# Goal of the exercise:
What you return must match the entries word for word, minus the pictures.

# Component data from apps and pages:
━━━━━━━━━━━━━━━━━━━━

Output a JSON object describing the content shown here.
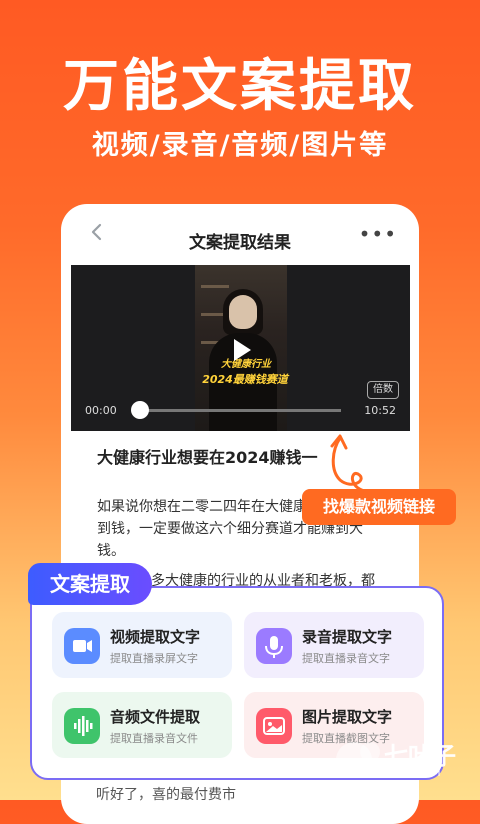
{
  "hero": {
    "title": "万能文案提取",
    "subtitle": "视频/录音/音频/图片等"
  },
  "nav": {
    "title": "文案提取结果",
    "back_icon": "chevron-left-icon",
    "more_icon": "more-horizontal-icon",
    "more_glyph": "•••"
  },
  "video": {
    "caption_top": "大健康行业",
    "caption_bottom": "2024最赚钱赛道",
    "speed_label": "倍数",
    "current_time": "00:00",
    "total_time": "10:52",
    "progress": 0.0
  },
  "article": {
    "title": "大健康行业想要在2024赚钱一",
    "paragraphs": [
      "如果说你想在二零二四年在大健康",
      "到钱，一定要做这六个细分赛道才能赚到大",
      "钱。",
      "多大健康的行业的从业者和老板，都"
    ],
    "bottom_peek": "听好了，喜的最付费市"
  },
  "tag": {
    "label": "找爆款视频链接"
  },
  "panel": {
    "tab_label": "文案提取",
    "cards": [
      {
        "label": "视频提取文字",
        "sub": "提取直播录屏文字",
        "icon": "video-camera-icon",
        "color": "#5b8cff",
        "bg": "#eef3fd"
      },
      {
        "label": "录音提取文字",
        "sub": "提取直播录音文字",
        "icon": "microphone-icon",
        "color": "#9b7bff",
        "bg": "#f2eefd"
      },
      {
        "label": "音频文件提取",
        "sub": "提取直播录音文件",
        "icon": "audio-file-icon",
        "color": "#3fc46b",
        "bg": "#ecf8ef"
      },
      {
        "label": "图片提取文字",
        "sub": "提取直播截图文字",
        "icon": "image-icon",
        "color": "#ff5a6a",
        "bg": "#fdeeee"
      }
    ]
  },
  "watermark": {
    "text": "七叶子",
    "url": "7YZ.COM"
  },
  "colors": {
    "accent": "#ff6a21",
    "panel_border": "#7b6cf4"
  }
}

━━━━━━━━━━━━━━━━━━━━

# Exercise result:
Output a JSON object describing the content shown here.
{
  "hero": {
    "title": "万能文案提取",
    "subtitle": "视频/录音/音频/图片等"
  },
  "nav": {
    "title": "文案提取结果",
    "back_icon": "chevron-left-icon",
    "more_icon": "more-horizontal-icon",
    "more_glyph": "•••"
  },
  "video": {
    "caption_top": "大健康行业",
    "caption_bottom": "2024最赚钱赛道",
    "speed_label": "倍数",
    "current_time": "00:00",
    "total_time": "10:52",
    "progress": 0.0
  },
  "article": {
    "title": "大健康行业想要在2024赚钱一",
    "paragraphs": [
      "如果说你想在二零二四年在大健康",
      "到钱，一定要做这六个细分赛道才能赚到大",
      "钱。",
      "多大健康的行业的从业者和老板，都"
    ],
    "bottom_peek": "听好了，喜的最付费市"
  },
  "tag": {
    "label": "找爆款视频链接"
  },
  "panel": {
    "tab_label": "文案提取",
    "cards": [
      {
        "label": "视频提取文字",
        "sub": "提取直播录屏文字",
        "icon": "video-camera-icon",
        "color": "#5b8cff",
        "bg": "#eef3fd"
      },
      {
        "label": "录音提取文字",
        "sub": "提取直播录音文字",
        "icon": "microphone-icon",
        "color": "#9b7bff",
        "bg": "#f2eefd"
      },
      {
        "label": "音频文件提取",
        "sub": "提取直播录音文件",
        "icon": "audio-file-icon",
        "color": "#3fc46b",
        "bg": "#ecf8ef"
      },
      {
        "label": "图片提取文字",
        "sub": "提取直播截图文字",
        "icon": "image-icon",
        "color": "#ff5a6a",
        "bg": "#fdeeee"
      }
    ]
  },
  "watermark": {
    "text": "七叶子",
    "url": "7YZ.COM"
  },
  "colors": {
    "accent": "#ff6a21",
    "panel_border": "#7b6cf4"
  }
}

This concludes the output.